BRIEF: What is the number of lines below that hold "search"? Answer with that number only.

(Data records for software interfaces)
· · · · ·
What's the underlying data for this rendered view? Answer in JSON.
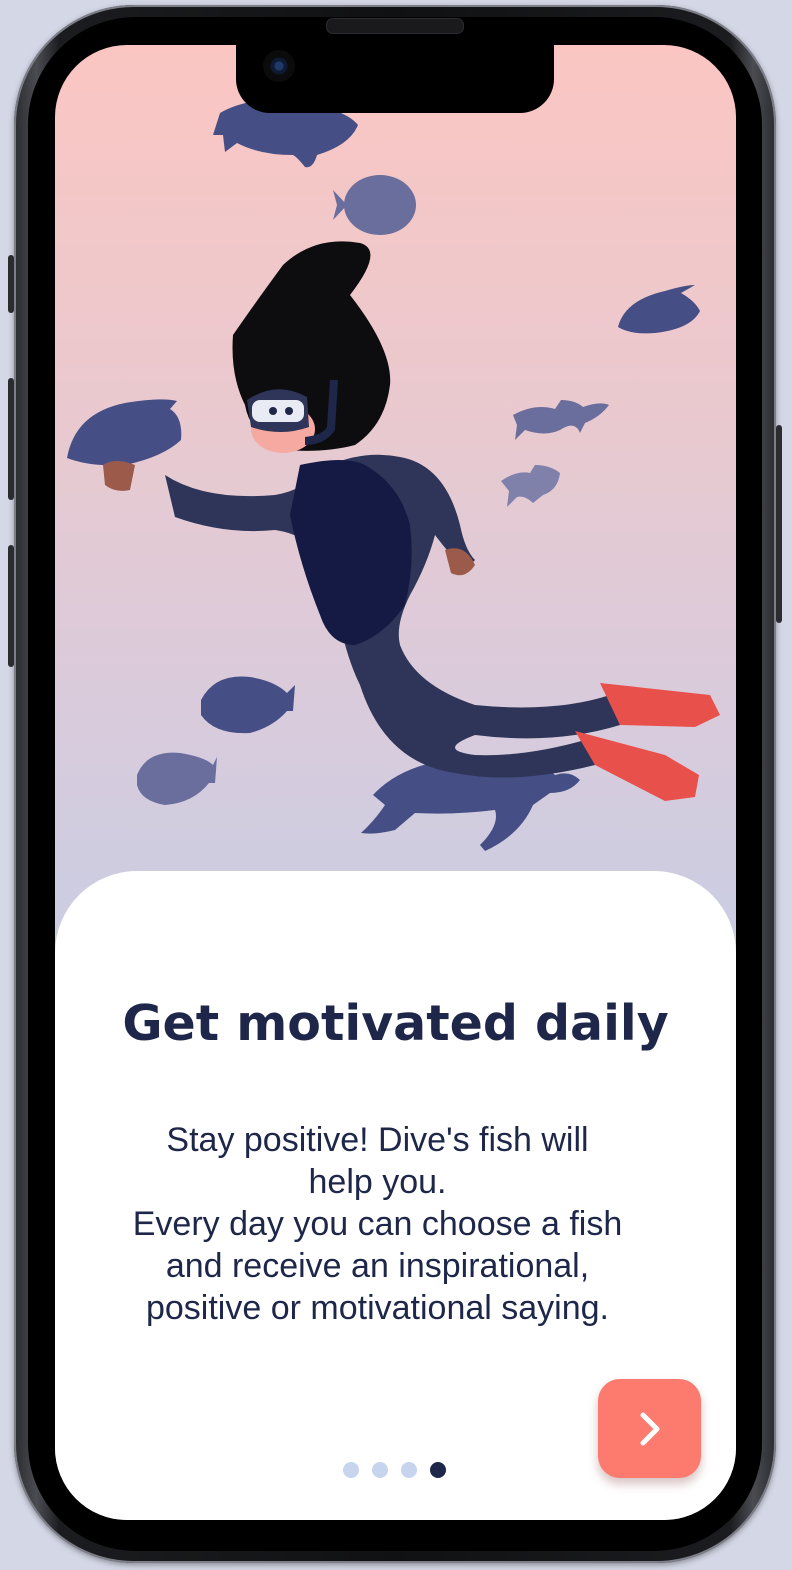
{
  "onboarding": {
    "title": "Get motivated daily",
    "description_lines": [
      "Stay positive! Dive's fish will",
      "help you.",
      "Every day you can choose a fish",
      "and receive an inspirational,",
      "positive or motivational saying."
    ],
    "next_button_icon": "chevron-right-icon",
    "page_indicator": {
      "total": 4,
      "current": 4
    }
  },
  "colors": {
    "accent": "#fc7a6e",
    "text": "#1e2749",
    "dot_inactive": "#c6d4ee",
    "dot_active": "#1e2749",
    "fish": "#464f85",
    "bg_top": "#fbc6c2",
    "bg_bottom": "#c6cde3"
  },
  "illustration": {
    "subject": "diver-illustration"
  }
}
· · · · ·
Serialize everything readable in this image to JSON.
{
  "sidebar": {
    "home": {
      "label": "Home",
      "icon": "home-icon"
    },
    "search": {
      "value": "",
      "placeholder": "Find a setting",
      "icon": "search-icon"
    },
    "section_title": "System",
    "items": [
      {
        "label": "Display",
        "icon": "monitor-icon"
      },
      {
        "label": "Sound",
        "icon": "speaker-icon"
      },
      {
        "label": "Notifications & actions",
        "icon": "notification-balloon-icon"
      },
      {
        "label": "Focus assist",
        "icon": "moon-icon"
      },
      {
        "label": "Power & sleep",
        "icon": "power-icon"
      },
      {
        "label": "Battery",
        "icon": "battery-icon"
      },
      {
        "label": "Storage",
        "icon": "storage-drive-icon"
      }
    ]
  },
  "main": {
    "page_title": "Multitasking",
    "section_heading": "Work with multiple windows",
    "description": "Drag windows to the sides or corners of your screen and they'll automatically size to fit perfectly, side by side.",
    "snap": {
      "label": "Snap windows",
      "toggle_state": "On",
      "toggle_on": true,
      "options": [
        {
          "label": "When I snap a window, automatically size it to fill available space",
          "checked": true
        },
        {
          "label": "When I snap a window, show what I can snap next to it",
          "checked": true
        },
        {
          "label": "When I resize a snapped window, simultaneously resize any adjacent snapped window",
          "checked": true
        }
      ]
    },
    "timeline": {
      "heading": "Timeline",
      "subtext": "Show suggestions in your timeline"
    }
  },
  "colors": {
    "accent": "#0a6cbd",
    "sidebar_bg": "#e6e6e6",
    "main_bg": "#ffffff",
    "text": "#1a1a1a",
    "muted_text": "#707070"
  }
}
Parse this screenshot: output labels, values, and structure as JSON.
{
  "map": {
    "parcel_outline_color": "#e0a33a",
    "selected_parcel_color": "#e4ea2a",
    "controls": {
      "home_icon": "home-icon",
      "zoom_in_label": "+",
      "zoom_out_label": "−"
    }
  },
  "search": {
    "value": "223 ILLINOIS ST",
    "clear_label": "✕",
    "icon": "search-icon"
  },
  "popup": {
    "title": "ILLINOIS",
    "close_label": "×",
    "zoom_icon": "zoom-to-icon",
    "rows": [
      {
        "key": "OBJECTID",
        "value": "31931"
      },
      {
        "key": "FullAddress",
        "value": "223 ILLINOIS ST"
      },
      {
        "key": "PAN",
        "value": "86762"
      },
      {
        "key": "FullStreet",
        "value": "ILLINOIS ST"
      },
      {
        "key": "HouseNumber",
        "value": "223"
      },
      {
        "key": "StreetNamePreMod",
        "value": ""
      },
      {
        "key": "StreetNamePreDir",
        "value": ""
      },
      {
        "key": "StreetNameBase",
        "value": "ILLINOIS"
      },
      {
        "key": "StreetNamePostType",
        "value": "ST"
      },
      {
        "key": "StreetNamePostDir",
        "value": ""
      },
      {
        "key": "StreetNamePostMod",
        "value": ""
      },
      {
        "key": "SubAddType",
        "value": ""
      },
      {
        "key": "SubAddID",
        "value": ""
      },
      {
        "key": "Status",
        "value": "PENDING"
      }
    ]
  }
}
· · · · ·
EXERCISE RESULT: 4